Using an offset spatula, apply ganache frosting to top and sides of cake. Allow the frosting to set at room temperature. 

Carefully run a knife around the bottom of the cake where it may have stuck to the cooling rack and transfer the cake to a serving dish. 


  1. This looks delicious! Love that it's no-bake too! :)

  2. GIRLFRIEND. I feel your pain. My great grandpa was associated with the mob and if he hadn't left I could be a mafia princess.

    Totally the same thing as your whole royalty business, yeah? :P

    I can't wait for that lil royal baby and I can't wait to eat a big ole slice of this cake!!

    1. NO WAY! I love to hear ancestry and what could have been. Can you imagine if the lineage stayed as is?

  3. I loved hearing about your lineage, how interesting! The only thing I'll be waiting for is this cake to set so I can eat some!

    1. Ancestry is crazy, isn't it? That is the one downfall with this cake. It needs to chill faster! Thanks Kat! XO

  4. The cake looks delicious, your majesty, errr, Jenny. If it makes you feel better, apparently I have Russian princess blood running through my veins. Or else a great-aunt with an active imagination. :)

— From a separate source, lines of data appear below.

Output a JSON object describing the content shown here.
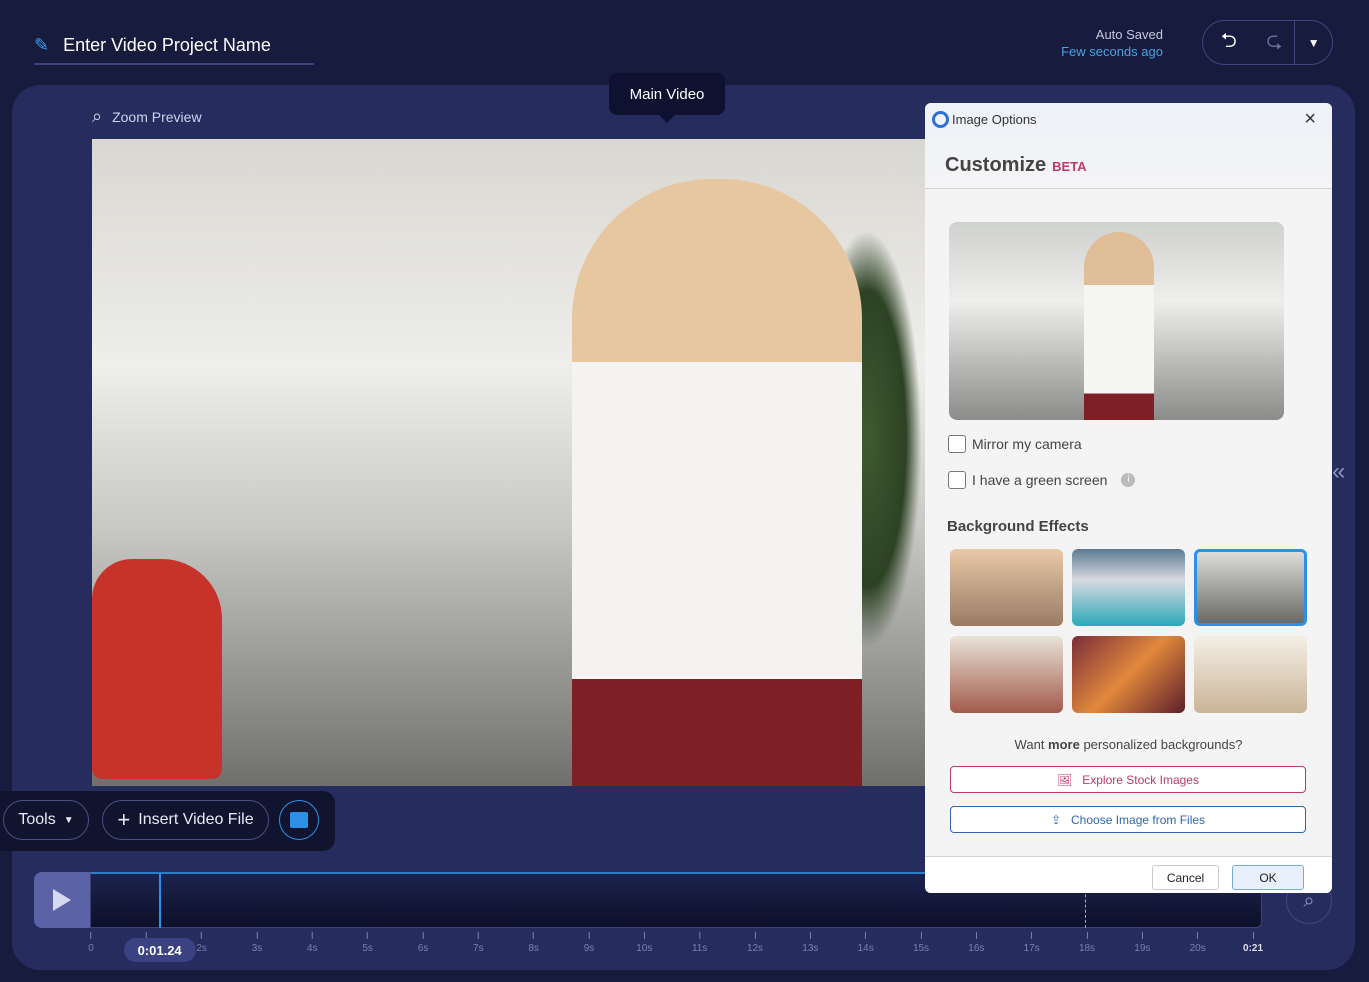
{
  "header": {
    "project_name": "Enter Video Project Name",
    "auto_saved": "Auto Saved",
    "saved_time": "Few seconds ago"
  },
  "preview": {
    "zoom_label": "Zoom Preview",
    "main_video_label": "Main Video"
  },
  "toolbar": {
    "tools": "Tools",
    "insert_video": "Insert Video File"
  },
  "timeline": {
    "current_time": "0:01.24",
    "ticks": [
      "0",
      "1s",
      "2s",
      "3s",
      "4s",
      "5s",
      "6s",
      "7s",
      "8s",
      "9s",
      "10s",
      "11s",
      "12s",
      "13s",
      "14s",
      "15s",
      "16s",
      "17s",
      "18s",
      "19s",
      "20s",
      "0:21"
    ],
    "playhead_seconds": 1.24,
    "duration_seconds": 21
  },
  "dialog": {
    "window_title": "Image Options",
    "heading": "Customize",
    "badge": "BETA",
    "mirror": "Mirror my camera",
    "green": "I have a green screen",
    "bg_effects": "Background Effects",
    "more_prefix": "Want ",
    "more_bold": "more",
    "more_suffix": " personalized backgrounds?",
    "explore": "Explore Stock Images",
    "choose": "Choose Image from Files",
    "cancel": "Cancel",
    "ok": "OK",
    "backgrounds": [
      "city-skyline",
      "mountain-lake",
      "office",
      "interior-room",
      "canyon",
      "living-room"
    ],
    "selected_background": "office"
  },
  "colors": {
    "accent": "#2e8fe6",
    "beta": "#c0396b",
    "explore": "#c0396b",
    "choose": "#2f67b1"
  }
}
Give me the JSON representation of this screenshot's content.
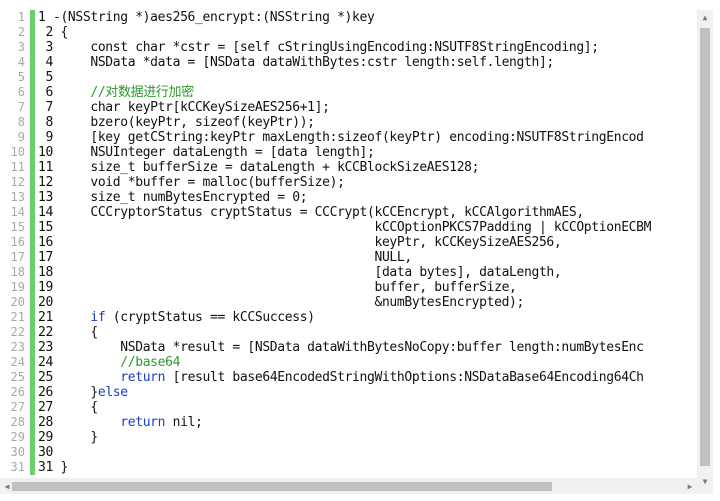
{
  "editor": {
    "lines": [
      {
        "n": "1",
        "num": "1",
        "code": " -(NSString *)aes256_encrypt:(NSString *)key"
      },
      {
        "n": "2",
        "num": " 2",
        "code": " {"
      },
      {
        "n": "3",
        "num": " 3",
        "code": "     const char *cstr = [self cStringUsingEncoding:NSUTF8StringEncoding];"
      },
      {
        "n": "4",
        "num": " 4",
        "code": "     NSData *data = [NSData dataWithBytes:cstr length:self.length];"
      },
      {
        "n": "5",
        "num": " 5",
        "code": ""
      },
      {
        "n": "6",
        "num": " 6",
        "code": "     //对数据进行加密",
        "comment": true
      },
      {
        "n": "7",
        "num": " 7",
        "code": "     char keyPtr[kCCKeySizeAES256+1];"
      },
      {
        "n": "8",
        "num": " 8",
        "code": "     bzero(keyPtr, sizeof(keyPtr));"
      },
      {
        "n": "9",
        "num": " 9",
        "code": "     [key getCString:keyPtr maxLength:sizeof(keyPtr) encoding:NSUTF8StringEncod"
      },
      {
        "n": "10",
        "num": "10",
        "code": "     NSUInteger dataLength = [data length];"
      },
      {
        "n": "11",
        "num": "11",
        "code": "     size_t bufferSize = dataLength + kCCBlockSizeAES128;"
      },
      {
        "n": "12",
        "num": "12",
        "code": "     void *buffer = malloc(bufferSize);"
      },
      {
        "n": "13",
        "num": "13",
        "code": "     size_t numBytesEncrypted = 0;"
      },
      {
        "n": "14",
        "num": "14",
        "code": "     CCCryptorStatus cryptStatus = CCCrypt(kCCEncrypt, kCCAlgorithmAES,"
      },
      {
        "n": "15",
        "num": "15",
        "code": "                                           kCCOptionPKCS7Padding | kCCOptionECBM"
      },
      {
        "n": "16",
        "num": "16",
        "code": "                                           keyPtr, kCCKeySizeAES256,"
      },
      {
        "n": "17",
        "num": "17",
        "code": "                                           NULL,"
      },
      {
        "n": "18",
        "num": "18",
        "code": "                                           [data bytes], dataLength,"
      },
      {
        "n": "19",
        "num": "19",
        "code": "                                           buffer, bufferSize,"
      },
      {
        "n": "20",
        "num": "20",
        "code": "                                           &numBytesEncrypted);"
      },
      {
        "n": "21",
        "num": "21",
        "code": "     if (cryptStatus == kCCSuccess)"
      },
      {
        "n": "22",
        "num": "22",
        "code": "     {"
      },
      {
        "n": "23",
        "num": "23",
        "code": "         NSData *result = [NSData dataWithBytesNoCopy:buffer length:numBytesEnc"
      },
      {
        "n": "24",
        "num": "24",
        "code": "         //base64",
        "comment": true
      },
      {
        "n": "25",
        "num": "25",
        "code": "         return [result base64EncodedStringWithOptions:NSDataBase64Encoding64Ch"
      },
      {
        "n": "26",
        "num": "26",
        "code": "     }else"
      },
      {
        "n": "27",
        "num": "27",
        "code": "     {"
      },
      {
        "n": "28",
        "num": "28",
        "code": "         return nil;"
      },
      {
        "n": "29",
        "num": "29",
        "code": "     }"
      },
      {
        "n": "30",
        "num": "30",
        "code": ""
      },
      {
        "n": "31",
        "num": "31",
        "code": " }"
      }
    ]
  },
  "scroll": {
    "up_arrow": "▲",
    "down_arrow": "▼",
    "left_arrow": "◀",
    "right_arrow": "▶"
  },
  "colors": {
    "change_bar": "#6ccf6c",
    "comment": "#2b9a2b",
    "keyword": "#1a3fc0",
    "line_number": "#a8a8a8"
  }
}
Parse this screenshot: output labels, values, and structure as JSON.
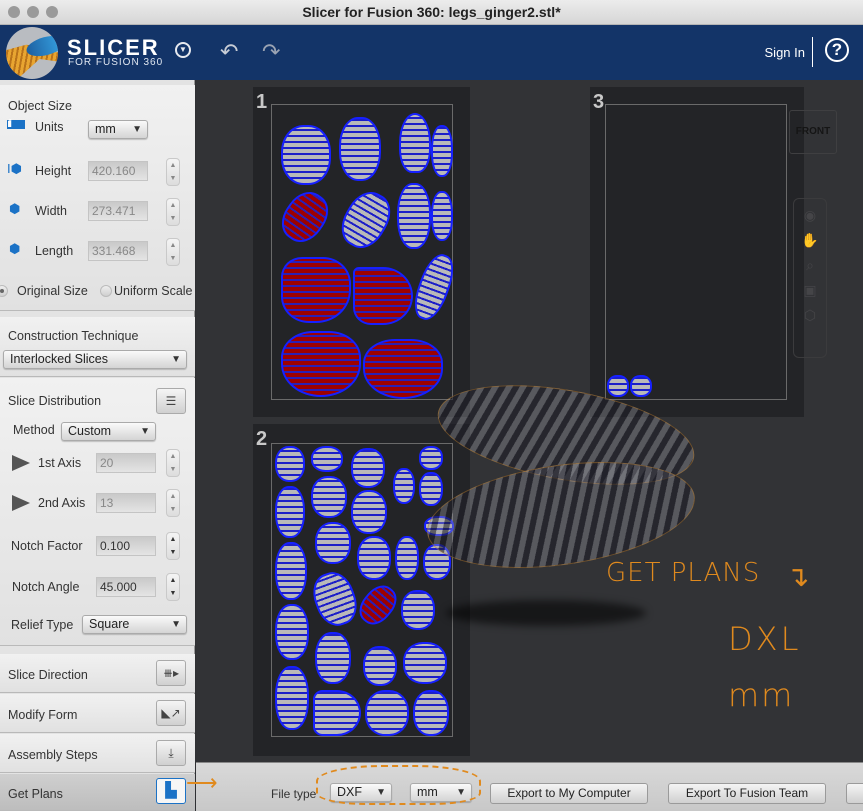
{
  "window": {
    "title": "Slicer for Fusion 360: legs_ginger2.stl*"
  },
  "header": {
    "brand": "SLICER",
    "brand_sub": "FOR FUSION 360",
    "menu_icon": "chevron-down-circle-icon",
    "undo_icon": "undo-icon",
    "redo_icon": "redo-icon",
    "sign_in": "Sign In",
    "help": "?"
  },
  "sidebar": {
    "object_size": {
      "title": "Object Size",
      "units_label": "Units",
      "units_value": "mm",
      "height_label": "Height",
      "height_value": "420.160",
      "width_label": "Width",
      "width_value": "273.471",
      "length_label": "Length",
      "length_value": "331.468",
      "original_size": "Original Size",
      "uniform_scale": "Uniform Scale",
      "selected_scale": "Original Size"
    },
    "construction": {
      "title": "Construction Technique",
      "value": "Interlocked Slices"
    },
    "distribution": {
      "title": "Slice Distribution",
      "method_label": "Method",
      "method_value": "Custom",
      "axis1_label": "1st Axis",
      "axis1_value": "20",
      "axis2_label": "2nd Axis",
      "axis2_value": "13",
      "notch_factor_label": "Notch Factor",
      "notch_factor_value": "0.100",
      "notch_angle_label": "Notch Angle",
      "notch_angle_value": "45.000",
      "relief_label": "Relief Type",
      "relief_value": "Square"
    },
    "steps": [
      {
        "label": "Slice Direction",
        "icon": "slice-direction-icon"
      },
      {
        "label": "Modify Form",
        "icon": "modify-form-icon"
      },
      {
        "label": "Assembly Steps",
        "icon": "assembly-steps-icon"
      },
      {
        "label": "Get Plans",
        "icon": "get-plans-icon"
      }
    ]
  },
  "canvas": {
    "sheets": [
      {
        "number": "1"
      },
      {
        "number": "2"
      },
      {
        "number": "3"
      }
    ],
    "viewcube_label": "FRONT",
    "annotations": {
      "line1": "GET PLANS",
      "line2": "DXL",
      "line3": "mm"
    }
  },
  "bottombar": {
    "file_type_label": "File type",
    "file_type_value": "DXF",
    "units_value": "mm",
    "export_computer": "Export to My Computer",
    "export_team": "Export To Fusion Team"
  },
  "colors": {
    "header_bg": "#133468",
    "annotation": "#e08a1e",
    "slice_outline": "#1620ff",
    "slice_fill": "#b9b9b9",
    "slice_red": "#9e0000"
  }
}
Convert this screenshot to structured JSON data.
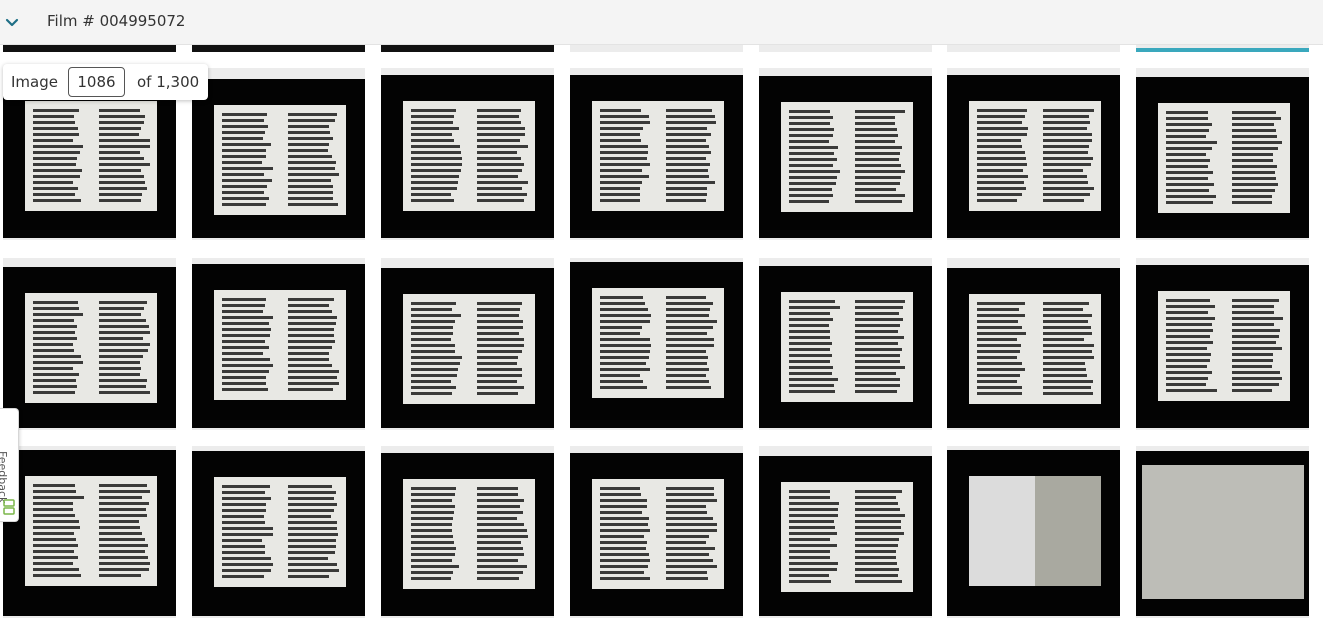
{
  "film": {
    "title": "Film # 004995072"
  },
  "navigator": {
    "image_label": "Image",
    "current_image": "1086",
    "of_label": "of 1,300"
  },
  "feedback": {
    "label": "Feedback"
  },
  "colors": {
    "selected_accent": "#3aa8bd",
    "header_bg": "#f4f4f4",
    "thumbnail_bg": "#030303"
  },
  "thumbnails": {
    "rows": 3,
    "columns": 7,
    "selected_top_strip_column": 6
  }
}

    1. Thanks Renee! I think I have one of those relatives as well. Both my Mom & Dad's side offer up some fabulous history with wealth and triumph, yet I don't know what went wrong because I ain't dripping in any jewels, gems or cash bonds. Ha! XO

  5. Love, love LOVE the story behind this! We (on our Father's side of the family) SUPPOSEDLY are related to some king or such other somewhere in Europe, either that, or my cousins like to tell stories, haha! According to my dad, we have Spanish and French blood somewhere down the line, so it's somewhat believable. ANYWAY, this cake of yours looks FANTASTIC and I may just have to try making it soon! You deserve a 40-carat diamond tiara just for making this! ;)

    1. Thank you Diana! History is crazy, isn't it? I do deserve a diamond tiara. Or necklace. Or bracelet. Heck, I'd even settle for a diamond dust keychain. :P XO

  6. Stopping by to let you know I am featuring you tomorrow on Made in a Day! Thanks so much for linking up and sharing such amazing inspiration!

    1. KIM! You're such a rock star! Thank you so much for that! You deserve a tiara too. XO

  7. Oh my gosh this looks soooo good. Love it!


    1. Thanks Emily! Yeah, we polished it off before the royal baby arrived. Treats like this don't last long in this house. Thanks for stopping by! XO

  8. Where is that mug from? I LOVE it.